“As I was writing it, I was taking myself out, trying to make it a sort of a standard biography: this happened, then this. Obviously there’s room for opinion in there, but not really enough. Buzzcocks were that kind of band to me – you know that band when you’re 14 to 16, when they’re the most important thing in the world to you? It mirrors the kind of songs Pete wrote about love affairs and unrequited love and all of that stuff – that feeling you get as an adolescent.”
In discussion with his publishers, Route, Hanley “came to the conclusion that that’s the book I should be writing really – a book about my relationship. With that in mind, and the fact that there’s only one biography of the band, maybe three books altogether or something, I decided to try and do both. So that’s what it is. It’s the story of Buzzcocks, but I kind of come in and out, if you like.”
At the end of the day, though, is the Buzzcocks story essentially the Pete Shelley story?
“Yeah, it kind of is to me, which I think some people will baulk at. They’re certainly a band. It’s not Pete Shelley and three backing musicians at all. If you’re looking at it musically, it’s definitely a collaboration. If you listen to [driving 1978 track] Moving Away from the Pulsebeat, Pete Shelley wrote that song, but without [John Maher’s] drums…I don’t for a minute think as a band they were just him, but his songs are central to the band. That’s not to malign anybody else’s talent, I just think that period when Pete was in his ascendancy was the golden area of Buzzcocks for me.”
Nevertheless, Hanley suggests that Shelley had a self-deprecating streak which might have muddied the waters in terms of his fame and lasting legacy.
“I think that was part of it. Part of it is that he was one for an easy life as well – he wasn’t one for pushing it. No, I think he just let his work stand for itself. He didn’t feel the need to self-aggrandize all the time, which is quite refreshing actually. But it maybe didn’t do him any favours in the end.”
Clearly, though, Pete Shelley made a mighty impact on young Paul Hanley.
“I thought his lyrics were genius,” he says. “I don’t think he gets anywhere near the credit he deserves for how good his words were. I think a lot of people, including members of its own band at times, missed just how clever they were and dismissed them as love songs. Because if you look at the words to pretty much all his songs, there isn’t a single one of them deals with a healthy relationship. They’re all about the strange head-space that you can find yourself in when life is coming at you quite fast, I think.

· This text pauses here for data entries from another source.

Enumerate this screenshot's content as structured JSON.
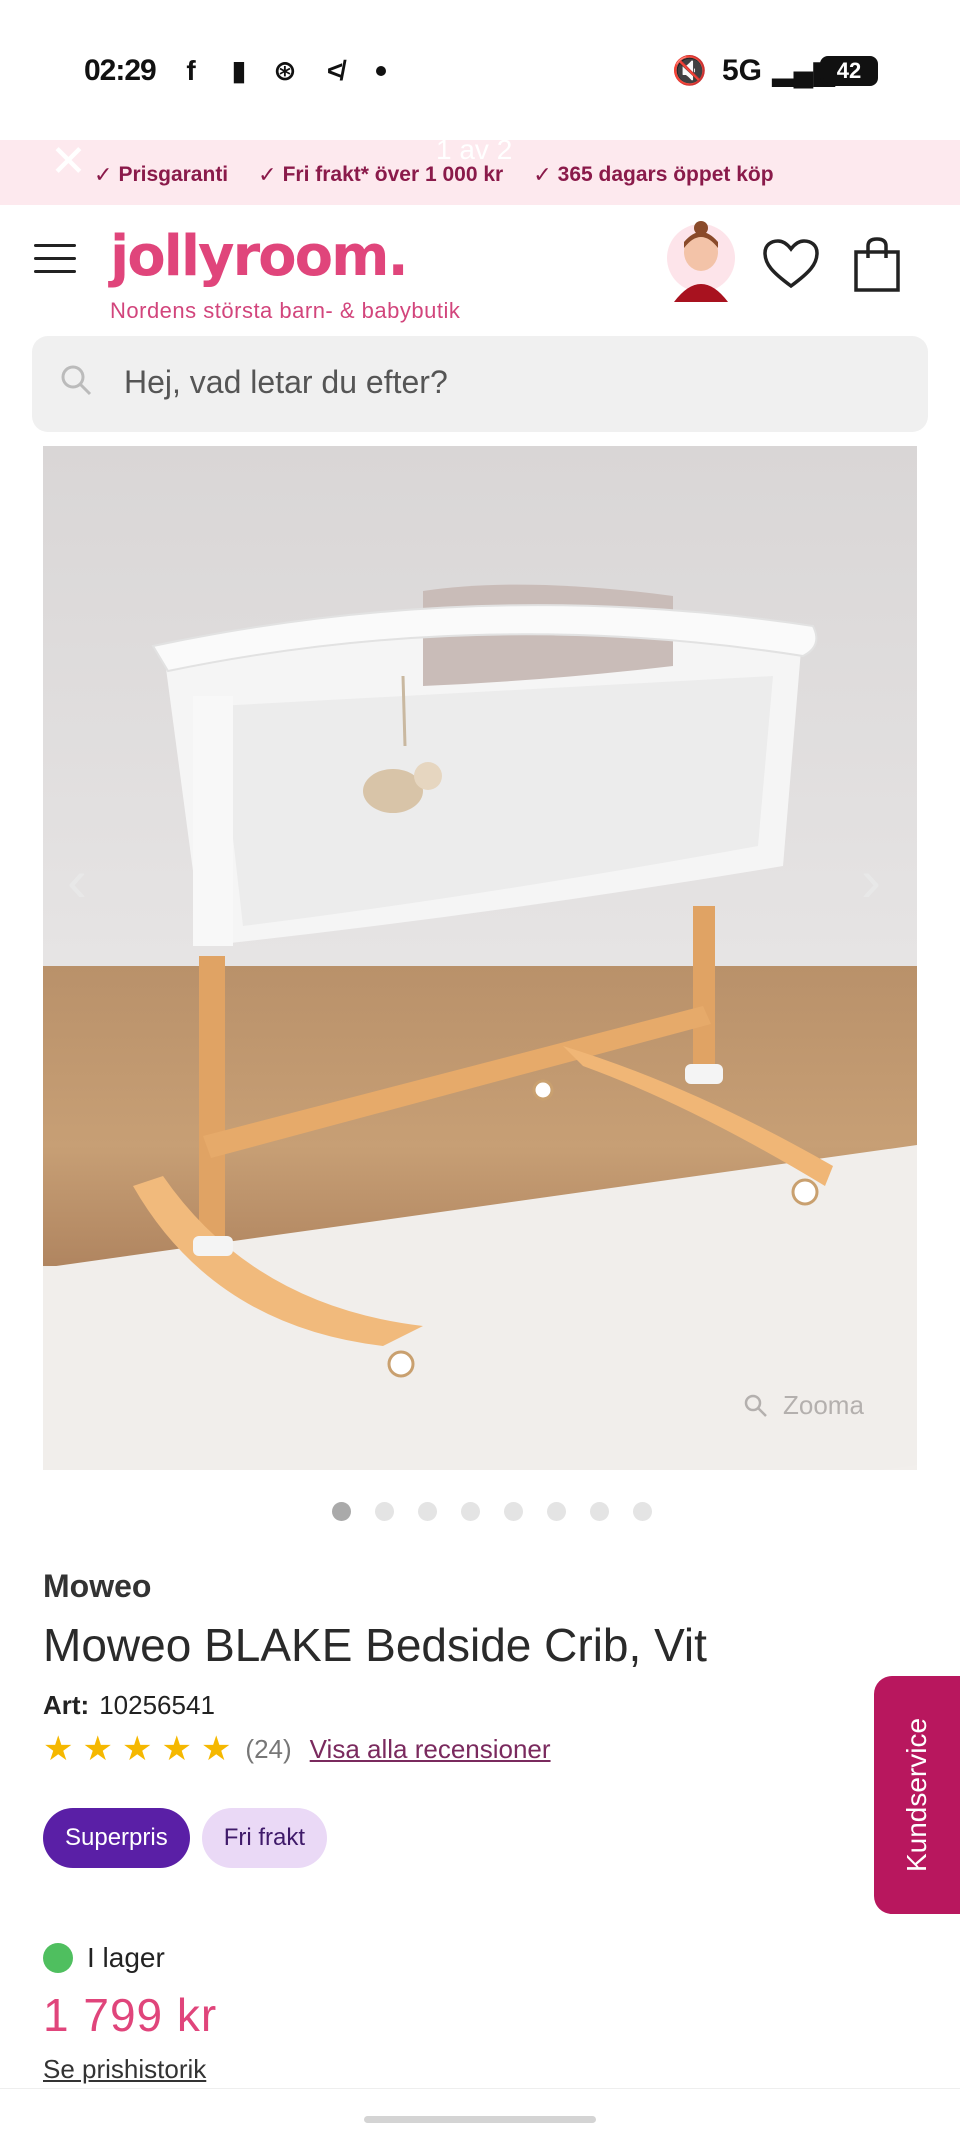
{
  "status_bar": {
    "time": "02:29",
    "network": "5G",
    "battery": "42"
  },
  "promo": {
    "pager": "1 av 2",
    "items": [
      "Prisgaranti",
      "Fri frakt* över 1 000 kr",
      "365 dagars öppet köp"
    ]
  },
  "header": {
    "logo": "jollyroom.",
    "tagline": "Nordens största barn- & babybutik"
  },
  "search": {
    "placeholder": "Hej, vad letar du efter?"
  },
  "gallery": {
    "zoom_label": "Zooma",
    "dots_total": 8,
    "active_dot": 1
  },
  "product": {
    "brand": "Moweo",
    "title": "Moweo BLAKE Bedside Crib, Vit",
    "art_label": "Art:",
    "art_number": "10256541",
    "rating": 5,
    "review_count": "(24)",
    "reviews_link": "Visa alla recensioner",
    "badges": [
      "Superpris",
      "Fri frakt"
    ],
    "stock": "I lager",
    "price": "1 799 kr",
    "price_history": "Se prishistorik"
  },
  "kundservice": "Kundservice",
  "colors": {
    "brand_pink": "#e0457b",
    "superpris": "#5a1fa6",
    "fri_frakt": "#ead9f6",
    "kundservice": "#b8175e",
    "in_stock": "#4fbf5f",
    "stars": "#f5b800"
  }
}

“The other thing is – certainly for the time, it’d be less necessary now – he was smuggling the fact that he was bisexual into the lyrics, effortlessly in a way. There was no angst in there. He was certainly, if not the first, one of the first artists where his sexuality was just who he was. It wasn’t part of the act, and it wasn’t something he kept quiet either. It was just ‘this is me’. He wasn’t Elton John, he wasn’t Bowie. He was just walking through the centre of Manchester, risking getting his head kicked in.”
For an extra flourish of authenticity, Hanley’s book Sixteen Again comes complete with a cover designed by Malcolm Garrett, who has been responsible for much of the iconic look and design of Buzzcocks’ own output – yes, including badges – since the start. This honour isn’t lost on Hanley, who beams broadly at the fact.
“I keep thinking I’ll go back in my time machine and tell the 14-year-old me that Malcolm Garrett’s going to design the cover of my book.”
Main image: Book cover courtesy of the publisher
Sixteen Again by Paul Hanley is available in a limited hardback edition direct from Route Publishing, and as an unlimited trade paperback from April 2024